Eli Wallach and Karl Malden in Baby Doll
The central cast includes Mildred Dunnock as Baby Doll’s aunt, who always dresses as if she’d just gotten up in the middle of the night to go see what the dog is barking at, and who, when not watching over her virginal charge, fills her days by padding over to the hospital to visit her sick relatives and eat all their candy. (There’s also the 25-year-old Rip Torn in his film debut, as a dentist. It’s just a bit part, but he was already capable of packing a lot of Rip Torn into very little screen time. Lest there be any confusion, I mean that as a compliment.) Most of the other parts were filled with locals, and whatever flair they lack when it comes to delivering their lines is more than made up for with their slowed-down, humidity-dampened realness. The movie is often funny in a way that feels weirdly intimate; it’s funny in the way of people at a family reunion trading mean wisecracks about their kinfolk. All the people in the town snicker at the very sight of Archie Lee, as if his priapic misery were an inside joke that everyone in his world is in on. Somehow, the movie makes audiences feel that they, too, are partaking of an inside joke about fictitious people they only recently met but have known about their whole lives.

Williams’ ear for the poetry in heightened everyday speech and the comedy of people trying to bring dignity to trivial subjects and squalid situations was never more finely tuned. Left alone with Mrs. Meighan while her husband is trying to take on a big order (after burning down Silva’s gin), the Sicilian gradually draws closer and closer to Baby Doll, implicating her in a series of tiny intimacies. At one point, he cracks a nut with his teeth and offers her some. Flustered, she politely says, “I’m sorry, but I could never eat something that a man had in his mouth.” Looking suitably impressed, he replies, “You’re a lady of some refinement.” Kazan would later claim that Williams was never fully committed to the project, and that Kazan himself ended up writing most of it. On the basis of no evidence besides what’s on the screen, I interpret that as Gadge trying to get back at Tennessee for leaving him high and dry when it came to the ending. The script is based on Williams’ one-act play, 27 Wagons Full of Cotton; the title refers to the price that Silva means to extract from Archie Lee in retaliation for the burning of his cotton gin, which Silva takes in trade during the succession of long afternoons he will be “entertained” by Mrs. Meighan while her hapless husband is busily ginning away.

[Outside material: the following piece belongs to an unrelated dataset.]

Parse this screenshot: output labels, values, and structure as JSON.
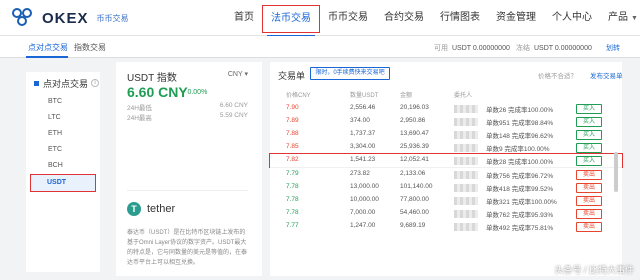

Nothing of that sort was going to happen or even be suggested in a Hollywood movie of 1956, so the movie wraps in a squall of noise and flapping loose ends, with Silva obtaining legal proof of his enemy’s arson and pledging to, I don’t know, maybe return for Baby Doll… tomorrow, maybe? (Ominously, though, he’s already told her, when she expresses real interest in him, “You’re a child, Mrs. Meighan.” He says it tenderly, wonderingly, as if astonished that she doesn’t know it herself, or that she doesn’t know that men more sophisticated than her husband are not looking to get into long-term romantic relationships with overage children.) But even with the inconclusive shrug of a finish, Baby Doll remains one of the freshest and funniest takes on Southern depravity in the history of the genre. Just be prepared to take a shower after seeing it—not to cool down, but to get the grunge out of your system.

 Phil Dyess-Nugent is a freelance writer living in Texas. He has contributed to The A.V. Club, HitFlix, Nerve, HiLobrow, and the New Orleans Times-Picayune, among other publications.


  1. Vaccaro's first name is SILVA, not "Silvio" as reviewer Phil Dyess-Nugent kept erroneously referring to him as. Makes me wonder just how closely Mr. Dyess-Nugent listened to the dialogue in the movie.

    By the way, I felt no need to take a shower to "get the grunge out of my system" after watching Baby Doll, but I did take one to cool down after watching Eli Wallach's purring performance on the swing with Carroll Baker. Whew!!

    1. Thank you for pointing that out! Correction has been made.